━━ DATASET EXTRACT ━━
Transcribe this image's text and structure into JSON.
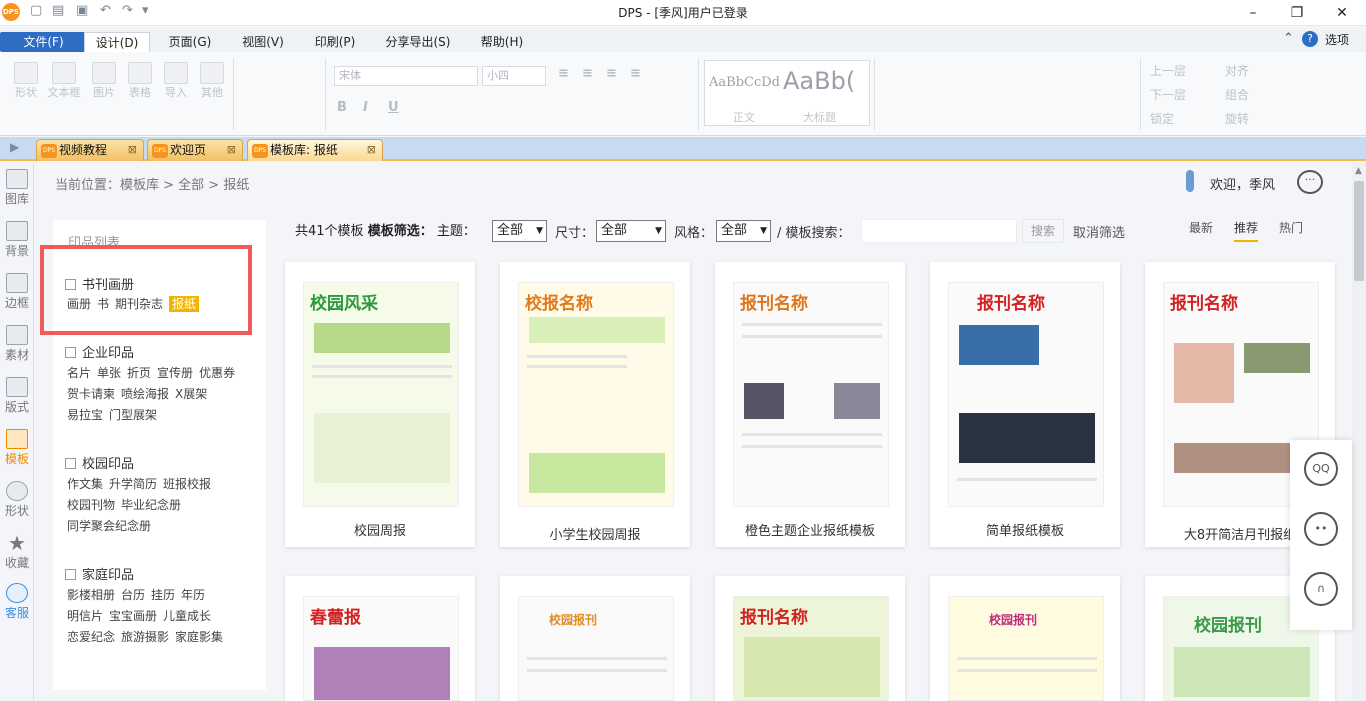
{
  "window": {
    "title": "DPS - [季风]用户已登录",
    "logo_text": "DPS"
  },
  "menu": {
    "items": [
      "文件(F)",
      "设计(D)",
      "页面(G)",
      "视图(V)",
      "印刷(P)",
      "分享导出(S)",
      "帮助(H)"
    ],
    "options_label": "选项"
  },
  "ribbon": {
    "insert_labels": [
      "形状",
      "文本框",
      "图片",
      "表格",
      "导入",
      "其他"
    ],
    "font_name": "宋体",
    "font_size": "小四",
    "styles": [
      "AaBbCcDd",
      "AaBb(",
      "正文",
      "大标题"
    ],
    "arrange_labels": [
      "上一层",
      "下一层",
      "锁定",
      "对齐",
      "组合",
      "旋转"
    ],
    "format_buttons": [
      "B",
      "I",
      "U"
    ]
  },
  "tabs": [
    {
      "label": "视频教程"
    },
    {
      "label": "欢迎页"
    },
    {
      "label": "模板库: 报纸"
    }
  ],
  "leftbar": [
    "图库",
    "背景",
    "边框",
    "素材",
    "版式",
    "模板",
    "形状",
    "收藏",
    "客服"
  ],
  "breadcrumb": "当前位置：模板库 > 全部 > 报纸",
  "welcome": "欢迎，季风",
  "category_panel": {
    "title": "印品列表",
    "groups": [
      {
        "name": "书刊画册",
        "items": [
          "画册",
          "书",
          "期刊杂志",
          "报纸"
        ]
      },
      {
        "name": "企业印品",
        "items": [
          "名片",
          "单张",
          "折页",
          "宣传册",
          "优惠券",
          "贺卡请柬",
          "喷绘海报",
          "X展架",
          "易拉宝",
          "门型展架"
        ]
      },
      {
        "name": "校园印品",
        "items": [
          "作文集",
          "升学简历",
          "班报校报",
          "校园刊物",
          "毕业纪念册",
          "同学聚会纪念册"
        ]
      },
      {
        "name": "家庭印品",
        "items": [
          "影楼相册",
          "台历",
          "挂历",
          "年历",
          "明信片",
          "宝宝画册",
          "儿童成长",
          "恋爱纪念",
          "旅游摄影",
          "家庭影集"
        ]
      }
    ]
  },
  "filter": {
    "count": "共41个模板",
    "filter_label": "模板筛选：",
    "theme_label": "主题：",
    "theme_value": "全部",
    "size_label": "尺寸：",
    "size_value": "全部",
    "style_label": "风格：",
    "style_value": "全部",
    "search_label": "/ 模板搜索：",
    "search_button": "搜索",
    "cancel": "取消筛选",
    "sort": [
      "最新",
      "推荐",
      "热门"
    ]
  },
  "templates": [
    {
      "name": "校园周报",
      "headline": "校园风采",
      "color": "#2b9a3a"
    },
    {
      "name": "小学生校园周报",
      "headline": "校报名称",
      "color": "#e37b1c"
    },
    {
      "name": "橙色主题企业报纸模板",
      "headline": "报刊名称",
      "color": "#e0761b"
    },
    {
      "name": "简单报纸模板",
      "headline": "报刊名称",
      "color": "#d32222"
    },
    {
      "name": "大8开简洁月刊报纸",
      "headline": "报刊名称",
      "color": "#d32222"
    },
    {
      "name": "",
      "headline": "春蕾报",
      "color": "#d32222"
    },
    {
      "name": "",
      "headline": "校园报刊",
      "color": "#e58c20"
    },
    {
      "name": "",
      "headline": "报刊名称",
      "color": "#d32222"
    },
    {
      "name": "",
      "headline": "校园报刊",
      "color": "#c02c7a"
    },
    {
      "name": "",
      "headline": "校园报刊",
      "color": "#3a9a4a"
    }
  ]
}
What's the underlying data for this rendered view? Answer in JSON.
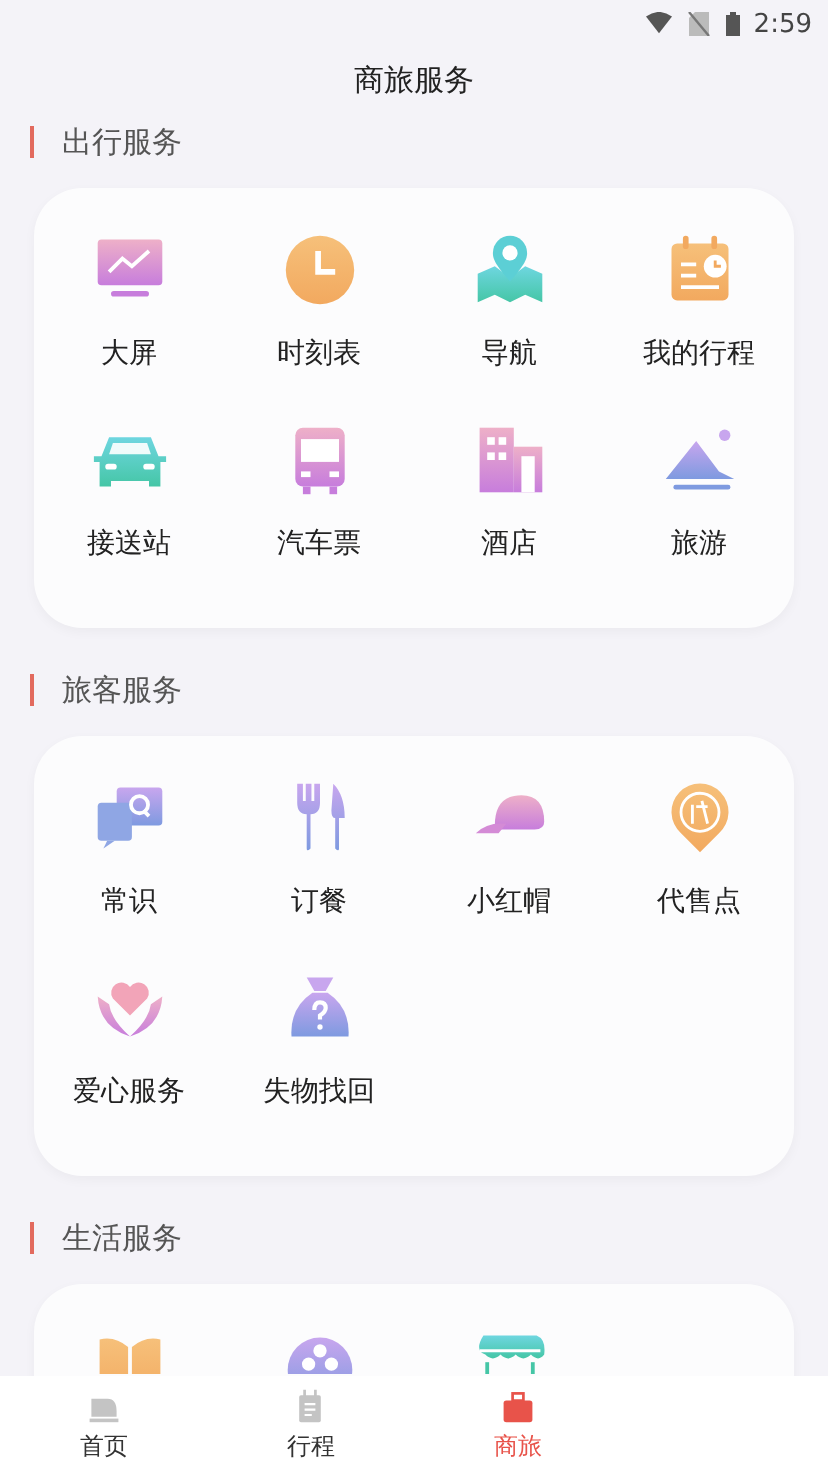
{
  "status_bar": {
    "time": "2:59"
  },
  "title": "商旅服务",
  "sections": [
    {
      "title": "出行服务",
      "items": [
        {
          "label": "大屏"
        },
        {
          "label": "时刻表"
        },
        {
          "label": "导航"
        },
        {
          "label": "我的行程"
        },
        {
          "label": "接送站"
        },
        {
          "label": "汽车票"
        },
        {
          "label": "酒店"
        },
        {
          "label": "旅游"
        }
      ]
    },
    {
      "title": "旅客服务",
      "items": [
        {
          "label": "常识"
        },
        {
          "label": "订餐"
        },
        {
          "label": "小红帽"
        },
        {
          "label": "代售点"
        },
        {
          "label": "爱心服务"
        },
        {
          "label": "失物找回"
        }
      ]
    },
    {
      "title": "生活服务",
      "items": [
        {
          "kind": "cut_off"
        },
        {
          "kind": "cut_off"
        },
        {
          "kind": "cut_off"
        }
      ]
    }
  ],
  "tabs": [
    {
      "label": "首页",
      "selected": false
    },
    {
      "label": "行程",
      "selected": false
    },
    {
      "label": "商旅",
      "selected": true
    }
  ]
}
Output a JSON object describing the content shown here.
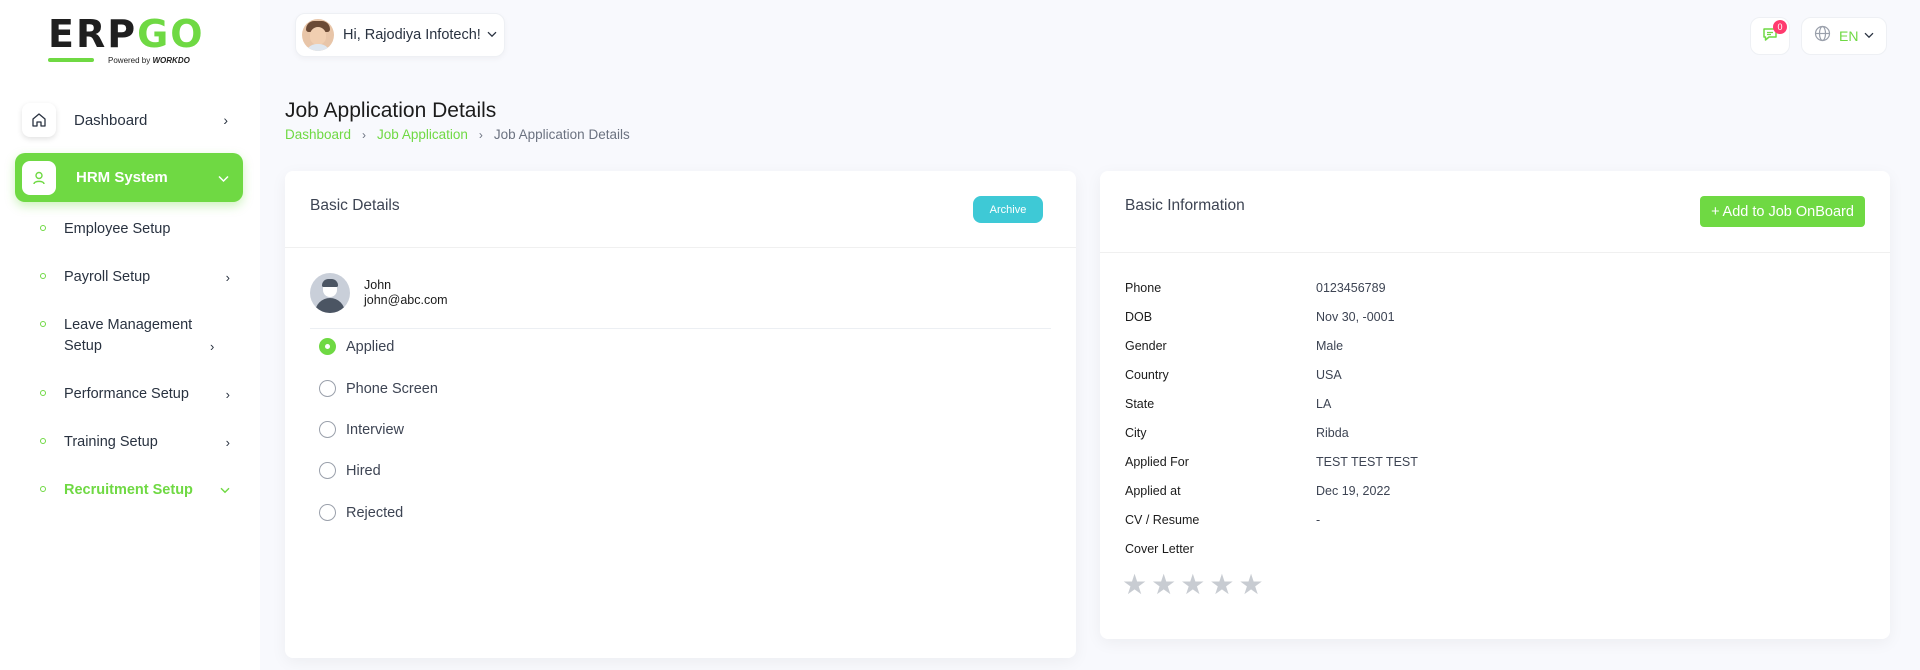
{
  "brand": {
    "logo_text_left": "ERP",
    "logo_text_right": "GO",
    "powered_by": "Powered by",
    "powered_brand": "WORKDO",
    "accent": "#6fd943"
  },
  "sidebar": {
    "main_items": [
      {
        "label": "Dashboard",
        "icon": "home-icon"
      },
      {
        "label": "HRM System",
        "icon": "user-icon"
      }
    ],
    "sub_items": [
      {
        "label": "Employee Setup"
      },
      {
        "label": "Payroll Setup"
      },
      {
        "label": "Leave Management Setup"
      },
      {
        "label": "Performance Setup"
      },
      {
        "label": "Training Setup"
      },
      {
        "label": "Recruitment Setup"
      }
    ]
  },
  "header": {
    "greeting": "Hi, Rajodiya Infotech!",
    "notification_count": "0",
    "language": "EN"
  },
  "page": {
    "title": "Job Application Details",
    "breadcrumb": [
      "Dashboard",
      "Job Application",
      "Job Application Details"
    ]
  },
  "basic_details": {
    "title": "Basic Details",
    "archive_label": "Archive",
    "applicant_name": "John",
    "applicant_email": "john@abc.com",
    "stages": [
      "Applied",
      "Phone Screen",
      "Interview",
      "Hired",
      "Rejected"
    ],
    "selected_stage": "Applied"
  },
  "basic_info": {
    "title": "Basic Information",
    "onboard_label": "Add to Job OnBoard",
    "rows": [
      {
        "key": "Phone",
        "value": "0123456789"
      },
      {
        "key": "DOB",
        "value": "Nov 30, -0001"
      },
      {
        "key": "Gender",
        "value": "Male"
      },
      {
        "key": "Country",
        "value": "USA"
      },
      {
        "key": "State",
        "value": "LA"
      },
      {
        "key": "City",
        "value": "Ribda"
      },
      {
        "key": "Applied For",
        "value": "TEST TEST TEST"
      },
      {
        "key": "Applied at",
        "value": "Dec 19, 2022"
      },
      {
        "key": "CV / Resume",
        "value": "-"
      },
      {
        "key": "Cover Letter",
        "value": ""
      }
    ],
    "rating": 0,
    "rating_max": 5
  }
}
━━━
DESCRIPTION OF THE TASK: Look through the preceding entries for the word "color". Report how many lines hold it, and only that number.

RESPONSE FOR THIS EXERCISE: 10